bond failure

fracture that results when applied force exceeds adhesion between two bonded surfaces such as a repair material or coating and concrete substrate.

bonded anchors

bond breaker

a material used to prevent adhesion at a designated interface.

bond line

the interface between two surfaces bonded together with an adhesive.

bond strength

bonding agent

a material applied to a suitable substrate to enhance bond between it and a succeeding layer.

boom-mounted breakers


a device composed of a rigid or flexible tube with mirrors and lenses that is inserted into a small drill hole or other access channel to provide a visual image of internal conditions.


a tendency to crack or break when subjected to deformation; frangible.


to toss or otherwise distribute granular material, such as sand, over a horizontal surface so that a thin, uniform layer is obtained.

broom and seed
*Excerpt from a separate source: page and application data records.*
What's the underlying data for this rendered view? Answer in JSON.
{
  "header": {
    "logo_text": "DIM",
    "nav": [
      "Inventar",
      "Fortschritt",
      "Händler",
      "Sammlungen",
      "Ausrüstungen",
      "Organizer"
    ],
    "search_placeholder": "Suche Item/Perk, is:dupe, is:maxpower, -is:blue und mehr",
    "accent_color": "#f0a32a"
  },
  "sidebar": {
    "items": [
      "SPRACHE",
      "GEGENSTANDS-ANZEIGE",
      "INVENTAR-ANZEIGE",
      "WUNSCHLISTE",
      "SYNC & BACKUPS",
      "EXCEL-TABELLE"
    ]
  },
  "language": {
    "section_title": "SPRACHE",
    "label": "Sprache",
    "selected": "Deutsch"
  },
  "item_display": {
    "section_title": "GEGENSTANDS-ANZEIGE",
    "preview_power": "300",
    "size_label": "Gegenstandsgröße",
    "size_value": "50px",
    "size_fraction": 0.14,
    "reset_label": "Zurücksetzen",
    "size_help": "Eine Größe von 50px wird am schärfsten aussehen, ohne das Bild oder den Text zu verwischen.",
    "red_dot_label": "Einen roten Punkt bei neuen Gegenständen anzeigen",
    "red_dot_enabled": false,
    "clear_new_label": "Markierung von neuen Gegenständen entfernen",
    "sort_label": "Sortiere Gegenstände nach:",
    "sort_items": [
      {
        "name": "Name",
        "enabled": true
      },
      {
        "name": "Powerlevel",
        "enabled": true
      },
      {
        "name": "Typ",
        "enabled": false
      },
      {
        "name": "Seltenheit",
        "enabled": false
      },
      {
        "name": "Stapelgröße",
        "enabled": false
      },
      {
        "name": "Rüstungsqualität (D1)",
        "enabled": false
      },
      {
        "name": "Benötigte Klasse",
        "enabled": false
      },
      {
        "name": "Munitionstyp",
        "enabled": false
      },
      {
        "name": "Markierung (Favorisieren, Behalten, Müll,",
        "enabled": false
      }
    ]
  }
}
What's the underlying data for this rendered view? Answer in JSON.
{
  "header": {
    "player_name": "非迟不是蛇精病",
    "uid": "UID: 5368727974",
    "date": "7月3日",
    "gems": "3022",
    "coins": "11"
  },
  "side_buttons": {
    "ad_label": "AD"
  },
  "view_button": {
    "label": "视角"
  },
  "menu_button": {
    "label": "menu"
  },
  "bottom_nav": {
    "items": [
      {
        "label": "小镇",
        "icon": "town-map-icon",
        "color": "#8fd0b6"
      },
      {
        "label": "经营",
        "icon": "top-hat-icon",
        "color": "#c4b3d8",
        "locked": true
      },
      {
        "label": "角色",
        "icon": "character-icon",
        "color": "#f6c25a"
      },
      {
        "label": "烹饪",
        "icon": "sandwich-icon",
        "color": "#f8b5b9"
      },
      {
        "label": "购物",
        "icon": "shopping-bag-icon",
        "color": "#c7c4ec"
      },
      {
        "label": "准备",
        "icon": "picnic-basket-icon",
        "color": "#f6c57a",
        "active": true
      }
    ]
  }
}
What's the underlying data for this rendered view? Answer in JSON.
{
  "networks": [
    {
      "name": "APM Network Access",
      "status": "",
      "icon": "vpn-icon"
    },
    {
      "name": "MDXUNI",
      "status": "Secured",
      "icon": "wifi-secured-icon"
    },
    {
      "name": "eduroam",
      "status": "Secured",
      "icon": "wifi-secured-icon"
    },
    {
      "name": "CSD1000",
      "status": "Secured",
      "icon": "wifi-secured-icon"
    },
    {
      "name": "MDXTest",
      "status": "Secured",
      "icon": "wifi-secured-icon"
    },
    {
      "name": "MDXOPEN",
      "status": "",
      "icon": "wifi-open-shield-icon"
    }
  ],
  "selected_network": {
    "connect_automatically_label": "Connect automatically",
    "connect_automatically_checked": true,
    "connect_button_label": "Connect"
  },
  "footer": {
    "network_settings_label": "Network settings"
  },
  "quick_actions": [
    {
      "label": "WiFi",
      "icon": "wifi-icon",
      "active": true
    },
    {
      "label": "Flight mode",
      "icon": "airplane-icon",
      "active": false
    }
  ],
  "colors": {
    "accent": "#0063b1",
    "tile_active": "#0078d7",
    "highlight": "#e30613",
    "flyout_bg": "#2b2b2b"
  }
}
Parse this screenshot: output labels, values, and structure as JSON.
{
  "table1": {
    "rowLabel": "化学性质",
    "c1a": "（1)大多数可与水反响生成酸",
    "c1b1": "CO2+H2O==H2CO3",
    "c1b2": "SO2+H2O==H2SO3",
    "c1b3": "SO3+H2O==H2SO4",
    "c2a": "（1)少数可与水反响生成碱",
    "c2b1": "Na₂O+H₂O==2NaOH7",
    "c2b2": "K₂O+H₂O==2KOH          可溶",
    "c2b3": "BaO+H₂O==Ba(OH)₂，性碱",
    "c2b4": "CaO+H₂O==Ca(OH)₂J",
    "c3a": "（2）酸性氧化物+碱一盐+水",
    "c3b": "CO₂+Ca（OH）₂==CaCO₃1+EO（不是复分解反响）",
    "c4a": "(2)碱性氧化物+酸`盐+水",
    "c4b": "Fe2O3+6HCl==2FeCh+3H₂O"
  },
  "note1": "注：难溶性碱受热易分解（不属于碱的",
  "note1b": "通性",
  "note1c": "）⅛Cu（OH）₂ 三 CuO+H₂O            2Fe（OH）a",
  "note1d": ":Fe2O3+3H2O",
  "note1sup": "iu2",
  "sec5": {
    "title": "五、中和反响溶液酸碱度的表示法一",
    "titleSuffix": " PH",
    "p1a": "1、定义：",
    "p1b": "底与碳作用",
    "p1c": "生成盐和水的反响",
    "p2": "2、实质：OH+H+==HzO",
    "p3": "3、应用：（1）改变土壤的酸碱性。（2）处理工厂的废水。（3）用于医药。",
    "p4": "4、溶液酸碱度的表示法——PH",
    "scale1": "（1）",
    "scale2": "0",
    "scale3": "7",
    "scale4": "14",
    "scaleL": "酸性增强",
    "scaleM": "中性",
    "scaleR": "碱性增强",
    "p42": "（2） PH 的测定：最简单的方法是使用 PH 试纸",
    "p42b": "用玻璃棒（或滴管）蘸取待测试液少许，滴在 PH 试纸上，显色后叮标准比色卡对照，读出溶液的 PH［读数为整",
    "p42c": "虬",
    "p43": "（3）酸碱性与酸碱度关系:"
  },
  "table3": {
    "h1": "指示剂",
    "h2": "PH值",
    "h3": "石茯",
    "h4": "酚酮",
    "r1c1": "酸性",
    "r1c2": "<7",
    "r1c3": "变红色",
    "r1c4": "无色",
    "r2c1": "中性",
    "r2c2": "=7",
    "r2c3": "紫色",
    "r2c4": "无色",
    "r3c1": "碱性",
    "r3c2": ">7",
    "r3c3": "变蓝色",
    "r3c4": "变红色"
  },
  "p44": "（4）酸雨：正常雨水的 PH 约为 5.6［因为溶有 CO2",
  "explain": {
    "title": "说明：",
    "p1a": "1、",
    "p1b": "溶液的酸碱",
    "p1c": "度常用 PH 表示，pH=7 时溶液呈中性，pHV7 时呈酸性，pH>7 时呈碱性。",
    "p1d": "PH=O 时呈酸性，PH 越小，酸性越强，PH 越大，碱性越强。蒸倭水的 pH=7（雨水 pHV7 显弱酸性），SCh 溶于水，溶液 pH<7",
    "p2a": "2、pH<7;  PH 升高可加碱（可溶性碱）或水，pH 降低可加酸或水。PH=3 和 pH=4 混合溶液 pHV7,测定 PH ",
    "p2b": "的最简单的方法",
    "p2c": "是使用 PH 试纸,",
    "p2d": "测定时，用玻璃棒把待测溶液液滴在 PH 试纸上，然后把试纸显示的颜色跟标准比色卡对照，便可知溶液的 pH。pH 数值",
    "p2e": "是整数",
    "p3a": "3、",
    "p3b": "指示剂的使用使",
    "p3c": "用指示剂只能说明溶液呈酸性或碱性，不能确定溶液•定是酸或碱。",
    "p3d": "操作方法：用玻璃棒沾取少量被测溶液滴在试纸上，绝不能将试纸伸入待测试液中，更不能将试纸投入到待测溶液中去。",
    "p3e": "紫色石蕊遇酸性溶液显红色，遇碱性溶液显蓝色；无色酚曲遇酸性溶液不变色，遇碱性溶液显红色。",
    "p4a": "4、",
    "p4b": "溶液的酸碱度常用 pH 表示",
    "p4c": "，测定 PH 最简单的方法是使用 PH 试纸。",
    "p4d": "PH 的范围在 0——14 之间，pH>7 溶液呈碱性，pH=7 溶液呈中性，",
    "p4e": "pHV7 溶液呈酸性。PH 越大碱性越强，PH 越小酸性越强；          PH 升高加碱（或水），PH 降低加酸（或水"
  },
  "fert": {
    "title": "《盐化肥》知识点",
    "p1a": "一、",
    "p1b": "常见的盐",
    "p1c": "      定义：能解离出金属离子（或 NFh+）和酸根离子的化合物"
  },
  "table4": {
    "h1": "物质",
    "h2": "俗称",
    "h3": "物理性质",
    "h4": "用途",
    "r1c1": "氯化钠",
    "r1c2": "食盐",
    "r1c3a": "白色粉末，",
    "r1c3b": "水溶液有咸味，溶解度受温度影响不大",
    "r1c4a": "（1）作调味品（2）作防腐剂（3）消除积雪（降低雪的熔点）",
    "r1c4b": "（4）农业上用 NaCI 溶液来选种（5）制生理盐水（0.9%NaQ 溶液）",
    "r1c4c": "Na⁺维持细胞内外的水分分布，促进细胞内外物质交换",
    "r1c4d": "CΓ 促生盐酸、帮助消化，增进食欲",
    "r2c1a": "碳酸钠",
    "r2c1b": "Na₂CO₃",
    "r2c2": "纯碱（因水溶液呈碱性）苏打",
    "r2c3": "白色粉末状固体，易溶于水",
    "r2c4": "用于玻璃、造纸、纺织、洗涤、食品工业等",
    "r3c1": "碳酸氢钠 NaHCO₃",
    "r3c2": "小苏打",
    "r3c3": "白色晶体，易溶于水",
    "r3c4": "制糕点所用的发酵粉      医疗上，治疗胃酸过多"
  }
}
a method for application of polymer concrete in which alternate layers of resin and aggregate are built up to form an overlay.

bruised surface

a surface layer weakened by interconnected microcracks in concrete substrates caused by use of high-impact, mechanical methods for concrete removal and surface preparation; fractured layer typically extends to a depth of 1/8 to 3/8 in. (3 to 10 mm) and, if not removed, frequently results in lower bond strengths compared to surfaces prepared with nonimpact methods.


a temporary or permanent film defect in which bubbles of air or solvent vapor are present in the applied film.

bug holes

small cavities in the surface of formed concrete caused by entrapment of air bubbles during placement and consolidation; usually no larger than 5/8 in. (15 mm) in diameter.


the wet or dry thickness of a coating or film.


placing material in layers to increase thickness.


a serrated hammer with rows of pyramidal points used to roughen or dress a surface; to finish a surface with a bush-hammer.


a cold-formed flare at the end of individual wires in post-tensioning tendon that bears against an anchorage assembly; also the term used to describe an early-generation post- tensioning system that utilized cold formed buttons to anchor individual parallel wires in a tendon.

Return to top.


International Concrete Repair Institute, Inc.
1000 Westgate Drive, Suite 252
St. Paul, Minnesota 55114 USA
Phone: +1 651-366-6095 | Email:

Copyright © 2015-2020 International Concrete Repair Institute, Inc. (ICRI) All rights reserved.

Privacy Policy | Antitrust Policy | Terms of Use | Email Deliverability | Contact Us | Site Map

This website is optimized for Firefox and Chrome.
If you have difficulties using this site, see complete browser details.